To support healthy development, parents need to understand what’s going on in the life of their child, as well as what’s happening in the world around them. Think of it as keeping a barometer on what matters to them. How are they feeling, acting? Who are they playing with, what interests them? And what are their peers interested in? It might not seem like much, but simply staying current in the life of your child sets you up to be there for them in a meaningful way, like when it comes to body image.

Establish smart boundaries, online and offline

Boundaries have a lot to do with body image. Why? Because body image has a lot to do with what messages we’re willing to allow into our minds, and the power we choose to give those images we see and the words we hear. Keep an eye on the apps, games and social media your child is using, watching for content or even online friendships that might be doing more harm than good. Don’t be afraid to enforce standards—uninstall an app or game if you don’t think it’s appropriate, and take the time to explain your rationale to your child in a loving, blame-free way. You can also have conversations with your child about balance, about not exclusively liking things, commenting on things, posting things, that are appearance-driven.

Nurture relationships IRL

When kids are developing relationships with others, they’re practicing empathy, they’re paying attention to the wants and needs of another and they’re considering community.

There’s no better time to build this intrinsically-motivated foundation than during childhood. That’s because they’re still developing that schema, the operating system, hardwiring them to engage with the world in a positive way. Raising your child to see the world as a community, and them being an active participant—a change agent who is connected and belonging—will help to instill that sense of purpose that guards against preoccupation with superficial things like appearance. Ultimately, encouraging friendships is a moderating factor for a healthy self image, but it also helps reframe the narrative about “what really matters.”
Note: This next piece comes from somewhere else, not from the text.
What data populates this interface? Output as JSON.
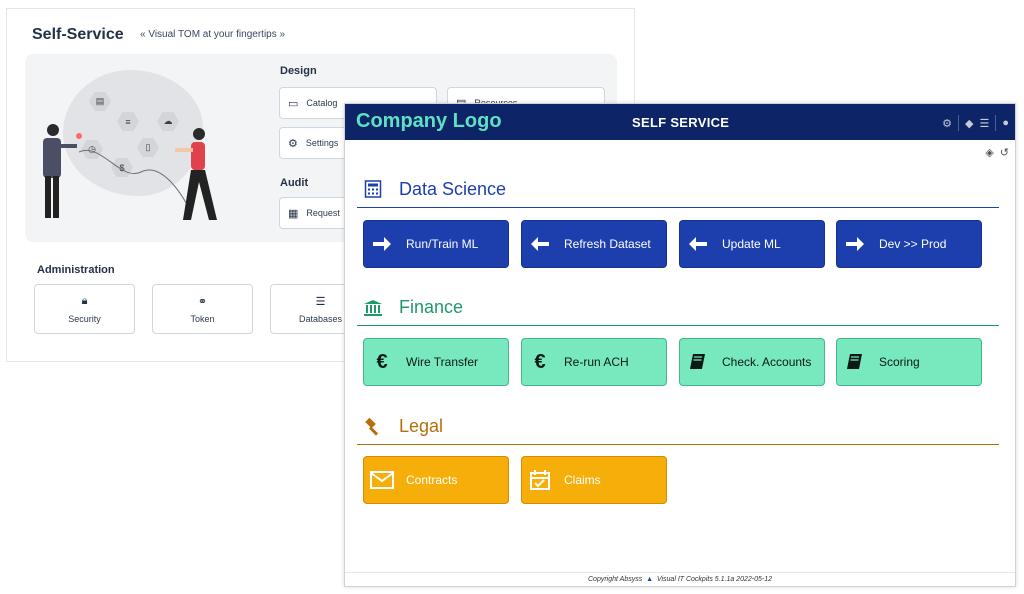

Despite the gains made with “body positive” messaging, and a general move as a society towards embracing diversity and celebrating differences, we still have a long way to go. Supporting your child’s development while modeling body-positive behaviour will help mitigate against negative body image influences as they progress into their teens. And what better time to start than the new year?

Dr. Jillian Roberts
Dr. Jillian Robertshttp://drjillianroberts.com/
Dr. Jillian Roberts is a child psychologist, UVic professor and mother. She is the CEO & Founder of FamilySparks and the author of Kids, Sex and Screens: Raising Strong, Resilient Children in the Sexualized Digital Age.